Although most defendants who enter the criminal justice system start out being concerned about beating a state’s claims against them, there is another concern which is just as important: the sentence. The defendant’s sentence determines how many years of his or her life will be spent with a part of their liberty restrained by the state or federal government. A favorable sentence can allow a defendant to serve his or her debt to society and then to re-enter it as a productive and law-abiding citizen. A more severe sentence can have a defendant spend most of his or her living years – if not their entire life – behind bars.
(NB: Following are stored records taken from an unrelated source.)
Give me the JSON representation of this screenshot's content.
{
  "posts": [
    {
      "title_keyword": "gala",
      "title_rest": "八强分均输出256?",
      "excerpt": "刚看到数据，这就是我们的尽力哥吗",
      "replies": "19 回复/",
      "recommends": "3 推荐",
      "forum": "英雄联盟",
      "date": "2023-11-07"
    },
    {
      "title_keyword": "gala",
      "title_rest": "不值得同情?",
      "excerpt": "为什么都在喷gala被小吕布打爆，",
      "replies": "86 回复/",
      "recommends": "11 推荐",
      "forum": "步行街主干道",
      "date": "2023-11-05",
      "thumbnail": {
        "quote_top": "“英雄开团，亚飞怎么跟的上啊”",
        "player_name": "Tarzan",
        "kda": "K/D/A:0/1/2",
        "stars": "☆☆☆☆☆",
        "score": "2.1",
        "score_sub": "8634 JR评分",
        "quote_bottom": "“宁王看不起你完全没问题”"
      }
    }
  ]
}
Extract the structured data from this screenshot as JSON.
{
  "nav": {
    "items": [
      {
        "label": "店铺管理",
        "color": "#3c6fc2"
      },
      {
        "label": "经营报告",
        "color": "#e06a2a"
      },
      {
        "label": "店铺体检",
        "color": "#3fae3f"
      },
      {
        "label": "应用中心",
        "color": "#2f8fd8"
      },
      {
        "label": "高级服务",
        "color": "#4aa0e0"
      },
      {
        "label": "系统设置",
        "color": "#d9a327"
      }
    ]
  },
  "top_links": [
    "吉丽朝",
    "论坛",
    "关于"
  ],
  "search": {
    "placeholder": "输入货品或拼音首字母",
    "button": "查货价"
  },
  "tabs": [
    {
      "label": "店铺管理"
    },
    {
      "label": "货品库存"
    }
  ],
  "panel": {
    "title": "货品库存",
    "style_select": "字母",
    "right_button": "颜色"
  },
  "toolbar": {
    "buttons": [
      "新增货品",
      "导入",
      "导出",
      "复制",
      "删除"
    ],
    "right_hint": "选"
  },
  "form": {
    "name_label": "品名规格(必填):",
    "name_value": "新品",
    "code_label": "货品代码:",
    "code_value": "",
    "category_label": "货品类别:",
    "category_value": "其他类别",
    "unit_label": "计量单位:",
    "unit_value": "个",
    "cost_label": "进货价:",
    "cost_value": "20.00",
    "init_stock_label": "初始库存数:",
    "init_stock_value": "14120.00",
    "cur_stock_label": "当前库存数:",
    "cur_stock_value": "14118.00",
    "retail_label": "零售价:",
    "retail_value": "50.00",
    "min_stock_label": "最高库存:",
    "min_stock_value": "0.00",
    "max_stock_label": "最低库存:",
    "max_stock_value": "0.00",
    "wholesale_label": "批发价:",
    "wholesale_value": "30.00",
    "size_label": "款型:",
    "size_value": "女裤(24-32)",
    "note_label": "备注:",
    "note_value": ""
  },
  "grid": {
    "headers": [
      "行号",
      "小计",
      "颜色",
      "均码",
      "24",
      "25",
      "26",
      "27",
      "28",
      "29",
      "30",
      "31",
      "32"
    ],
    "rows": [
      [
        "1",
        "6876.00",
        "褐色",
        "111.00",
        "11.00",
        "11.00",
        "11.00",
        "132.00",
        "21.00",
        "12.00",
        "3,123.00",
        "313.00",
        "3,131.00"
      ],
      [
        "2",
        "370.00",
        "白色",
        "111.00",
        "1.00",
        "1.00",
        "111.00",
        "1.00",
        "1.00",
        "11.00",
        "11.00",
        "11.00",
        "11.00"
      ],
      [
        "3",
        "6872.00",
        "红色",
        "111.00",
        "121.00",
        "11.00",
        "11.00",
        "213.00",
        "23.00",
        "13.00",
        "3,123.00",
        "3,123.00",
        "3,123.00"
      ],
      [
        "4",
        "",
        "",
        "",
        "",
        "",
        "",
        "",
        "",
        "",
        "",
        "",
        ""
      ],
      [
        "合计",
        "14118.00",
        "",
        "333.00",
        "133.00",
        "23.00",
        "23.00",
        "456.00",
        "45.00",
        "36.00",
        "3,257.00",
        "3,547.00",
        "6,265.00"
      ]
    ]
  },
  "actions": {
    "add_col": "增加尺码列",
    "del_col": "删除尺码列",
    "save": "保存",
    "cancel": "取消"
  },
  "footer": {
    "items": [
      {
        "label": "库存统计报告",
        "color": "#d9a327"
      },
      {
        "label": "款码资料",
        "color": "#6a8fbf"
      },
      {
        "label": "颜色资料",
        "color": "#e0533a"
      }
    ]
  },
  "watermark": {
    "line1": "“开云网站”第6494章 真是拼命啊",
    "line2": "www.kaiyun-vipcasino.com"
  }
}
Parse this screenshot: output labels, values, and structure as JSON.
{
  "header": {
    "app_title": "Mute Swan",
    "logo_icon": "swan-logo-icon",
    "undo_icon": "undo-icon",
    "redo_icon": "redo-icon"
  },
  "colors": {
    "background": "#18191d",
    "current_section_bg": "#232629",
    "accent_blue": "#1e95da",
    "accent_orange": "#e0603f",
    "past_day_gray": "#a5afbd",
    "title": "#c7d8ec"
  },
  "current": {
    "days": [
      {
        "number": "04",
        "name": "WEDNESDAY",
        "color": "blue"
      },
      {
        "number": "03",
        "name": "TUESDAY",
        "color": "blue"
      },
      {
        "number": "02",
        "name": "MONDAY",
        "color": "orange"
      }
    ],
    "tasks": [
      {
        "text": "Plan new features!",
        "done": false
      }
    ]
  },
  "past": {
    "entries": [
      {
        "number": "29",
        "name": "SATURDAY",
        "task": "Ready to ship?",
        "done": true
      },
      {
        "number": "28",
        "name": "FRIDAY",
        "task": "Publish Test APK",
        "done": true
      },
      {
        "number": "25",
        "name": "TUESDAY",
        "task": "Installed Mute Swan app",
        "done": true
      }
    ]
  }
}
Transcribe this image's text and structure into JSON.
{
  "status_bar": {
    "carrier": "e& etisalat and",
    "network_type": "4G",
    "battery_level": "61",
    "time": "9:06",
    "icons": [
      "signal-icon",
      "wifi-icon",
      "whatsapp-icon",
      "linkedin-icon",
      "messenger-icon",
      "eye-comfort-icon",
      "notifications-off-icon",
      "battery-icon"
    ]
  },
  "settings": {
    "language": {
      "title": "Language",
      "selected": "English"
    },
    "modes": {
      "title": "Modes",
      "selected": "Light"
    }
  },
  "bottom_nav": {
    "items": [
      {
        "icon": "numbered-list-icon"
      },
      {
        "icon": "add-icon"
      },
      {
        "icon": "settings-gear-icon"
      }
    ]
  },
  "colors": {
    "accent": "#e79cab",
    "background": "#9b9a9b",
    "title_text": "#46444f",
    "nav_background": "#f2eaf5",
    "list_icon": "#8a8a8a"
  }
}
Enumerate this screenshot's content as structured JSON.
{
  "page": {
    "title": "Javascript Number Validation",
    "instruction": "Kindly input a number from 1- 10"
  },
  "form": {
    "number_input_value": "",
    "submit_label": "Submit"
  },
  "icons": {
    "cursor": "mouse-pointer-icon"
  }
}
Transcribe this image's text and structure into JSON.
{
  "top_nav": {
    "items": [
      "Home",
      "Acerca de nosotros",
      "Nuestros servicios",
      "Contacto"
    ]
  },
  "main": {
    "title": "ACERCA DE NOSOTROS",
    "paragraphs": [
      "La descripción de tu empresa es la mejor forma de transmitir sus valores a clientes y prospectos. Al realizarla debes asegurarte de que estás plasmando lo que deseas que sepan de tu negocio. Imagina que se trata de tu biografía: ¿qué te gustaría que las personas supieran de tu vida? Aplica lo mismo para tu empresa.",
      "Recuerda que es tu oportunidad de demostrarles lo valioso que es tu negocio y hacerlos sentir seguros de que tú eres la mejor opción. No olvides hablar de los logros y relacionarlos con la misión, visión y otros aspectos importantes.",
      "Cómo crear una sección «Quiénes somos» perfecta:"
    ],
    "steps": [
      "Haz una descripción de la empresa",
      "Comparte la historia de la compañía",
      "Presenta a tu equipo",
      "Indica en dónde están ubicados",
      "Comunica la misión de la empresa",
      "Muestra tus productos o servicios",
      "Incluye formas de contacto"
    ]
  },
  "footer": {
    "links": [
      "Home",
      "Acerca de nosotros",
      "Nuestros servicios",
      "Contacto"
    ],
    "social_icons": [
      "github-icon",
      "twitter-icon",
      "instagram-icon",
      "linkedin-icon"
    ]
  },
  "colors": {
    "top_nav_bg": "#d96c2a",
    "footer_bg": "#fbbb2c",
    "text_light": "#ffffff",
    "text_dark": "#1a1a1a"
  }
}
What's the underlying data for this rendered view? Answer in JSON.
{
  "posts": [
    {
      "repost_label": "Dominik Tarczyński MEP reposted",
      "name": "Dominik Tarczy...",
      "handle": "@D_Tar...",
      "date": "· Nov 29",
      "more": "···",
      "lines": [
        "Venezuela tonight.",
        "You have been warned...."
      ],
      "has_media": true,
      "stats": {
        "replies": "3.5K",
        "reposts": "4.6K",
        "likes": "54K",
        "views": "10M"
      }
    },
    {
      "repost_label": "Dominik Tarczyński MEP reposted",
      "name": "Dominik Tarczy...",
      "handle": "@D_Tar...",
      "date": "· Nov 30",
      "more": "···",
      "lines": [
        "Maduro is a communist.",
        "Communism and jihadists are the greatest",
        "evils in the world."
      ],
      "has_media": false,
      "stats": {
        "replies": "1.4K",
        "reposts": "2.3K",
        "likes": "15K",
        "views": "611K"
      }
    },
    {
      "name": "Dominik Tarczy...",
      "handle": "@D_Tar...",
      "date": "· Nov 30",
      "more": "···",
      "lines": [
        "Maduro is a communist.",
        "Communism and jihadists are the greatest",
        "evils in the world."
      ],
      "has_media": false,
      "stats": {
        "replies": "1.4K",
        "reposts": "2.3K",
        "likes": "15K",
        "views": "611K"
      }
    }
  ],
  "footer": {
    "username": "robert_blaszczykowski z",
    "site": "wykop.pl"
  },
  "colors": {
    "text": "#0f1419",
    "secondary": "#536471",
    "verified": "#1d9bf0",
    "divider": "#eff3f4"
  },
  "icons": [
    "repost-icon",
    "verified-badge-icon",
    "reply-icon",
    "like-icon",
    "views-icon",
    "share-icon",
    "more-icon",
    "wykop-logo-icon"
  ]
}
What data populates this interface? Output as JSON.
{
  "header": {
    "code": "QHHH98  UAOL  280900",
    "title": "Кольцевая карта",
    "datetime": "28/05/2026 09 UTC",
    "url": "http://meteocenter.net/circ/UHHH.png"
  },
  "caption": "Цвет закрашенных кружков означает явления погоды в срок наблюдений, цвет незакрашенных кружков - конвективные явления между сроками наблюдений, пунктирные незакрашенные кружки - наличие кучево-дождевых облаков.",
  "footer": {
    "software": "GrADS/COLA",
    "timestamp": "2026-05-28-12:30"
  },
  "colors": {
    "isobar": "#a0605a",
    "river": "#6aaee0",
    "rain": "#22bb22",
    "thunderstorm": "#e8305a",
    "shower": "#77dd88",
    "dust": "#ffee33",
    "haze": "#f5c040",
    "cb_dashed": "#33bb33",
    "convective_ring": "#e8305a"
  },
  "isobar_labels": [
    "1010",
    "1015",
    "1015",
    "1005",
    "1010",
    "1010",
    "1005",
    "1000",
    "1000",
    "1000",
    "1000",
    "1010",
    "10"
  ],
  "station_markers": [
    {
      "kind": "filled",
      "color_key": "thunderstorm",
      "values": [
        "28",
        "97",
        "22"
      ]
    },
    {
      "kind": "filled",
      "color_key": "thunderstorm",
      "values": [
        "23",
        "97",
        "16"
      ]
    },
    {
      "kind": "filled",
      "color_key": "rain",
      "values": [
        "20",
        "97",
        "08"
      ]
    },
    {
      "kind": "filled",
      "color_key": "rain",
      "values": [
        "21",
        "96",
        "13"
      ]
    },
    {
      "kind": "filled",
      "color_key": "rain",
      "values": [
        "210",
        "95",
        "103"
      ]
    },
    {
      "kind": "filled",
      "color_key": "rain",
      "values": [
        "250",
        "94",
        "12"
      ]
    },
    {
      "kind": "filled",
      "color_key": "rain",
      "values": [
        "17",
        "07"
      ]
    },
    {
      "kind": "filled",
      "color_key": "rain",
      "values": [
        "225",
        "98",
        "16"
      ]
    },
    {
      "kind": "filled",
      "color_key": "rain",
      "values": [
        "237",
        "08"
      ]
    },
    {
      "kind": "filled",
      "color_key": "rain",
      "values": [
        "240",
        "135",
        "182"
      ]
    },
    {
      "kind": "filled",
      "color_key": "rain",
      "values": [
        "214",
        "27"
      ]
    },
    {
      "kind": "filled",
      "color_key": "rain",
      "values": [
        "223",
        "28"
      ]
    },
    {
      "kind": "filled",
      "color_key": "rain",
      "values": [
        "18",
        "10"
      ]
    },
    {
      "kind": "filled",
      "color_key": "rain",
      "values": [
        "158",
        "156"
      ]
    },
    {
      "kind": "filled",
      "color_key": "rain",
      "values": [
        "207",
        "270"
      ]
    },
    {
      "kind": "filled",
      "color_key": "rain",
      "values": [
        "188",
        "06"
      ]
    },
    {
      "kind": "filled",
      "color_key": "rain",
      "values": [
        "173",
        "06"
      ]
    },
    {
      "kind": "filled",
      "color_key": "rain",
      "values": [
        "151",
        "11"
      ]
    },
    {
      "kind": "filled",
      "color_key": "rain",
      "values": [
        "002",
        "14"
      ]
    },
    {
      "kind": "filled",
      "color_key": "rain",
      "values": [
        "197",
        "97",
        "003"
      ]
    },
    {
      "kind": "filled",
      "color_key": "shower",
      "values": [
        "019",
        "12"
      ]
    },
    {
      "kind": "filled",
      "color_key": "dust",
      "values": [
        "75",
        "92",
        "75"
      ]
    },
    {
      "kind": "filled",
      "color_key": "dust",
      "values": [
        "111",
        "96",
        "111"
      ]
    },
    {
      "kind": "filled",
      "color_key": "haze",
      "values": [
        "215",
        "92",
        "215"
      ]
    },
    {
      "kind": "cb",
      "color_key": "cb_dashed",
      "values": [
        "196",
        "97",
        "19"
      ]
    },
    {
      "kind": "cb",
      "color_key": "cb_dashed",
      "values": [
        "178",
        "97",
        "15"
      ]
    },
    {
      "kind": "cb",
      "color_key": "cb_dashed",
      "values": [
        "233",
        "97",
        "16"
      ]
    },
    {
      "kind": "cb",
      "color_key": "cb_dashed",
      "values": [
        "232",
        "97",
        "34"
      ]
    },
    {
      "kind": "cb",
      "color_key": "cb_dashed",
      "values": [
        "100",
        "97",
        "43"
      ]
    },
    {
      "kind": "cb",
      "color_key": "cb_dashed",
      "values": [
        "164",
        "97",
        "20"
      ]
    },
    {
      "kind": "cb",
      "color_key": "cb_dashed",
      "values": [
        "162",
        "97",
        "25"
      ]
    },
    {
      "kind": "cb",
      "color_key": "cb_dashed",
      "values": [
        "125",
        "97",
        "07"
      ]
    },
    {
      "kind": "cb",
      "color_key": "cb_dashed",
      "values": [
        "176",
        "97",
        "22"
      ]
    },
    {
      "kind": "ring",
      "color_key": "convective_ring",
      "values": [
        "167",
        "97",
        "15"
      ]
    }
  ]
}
The fact that a defendant has been convicted does not automatically define the sentence he or she will receive. Both state and federal courts take into account a number of factors, such as criminal history, characteristics of the crime and personal characteristics/history of the defendant, to arrive at an appropriate sentence. An experienced attorney can help shape a court’s view of those sentencing factors in a light most favorable to minimizing the deprivation of freedom suffered by his client. That attorney can also identify and exploit procedural issues to assure minimum sentencing. In certain circumstances, attorneys can also seek modification or reduction of a sentence based on changed circumstances or factors which should have been, but were not, considered at the original sentencing.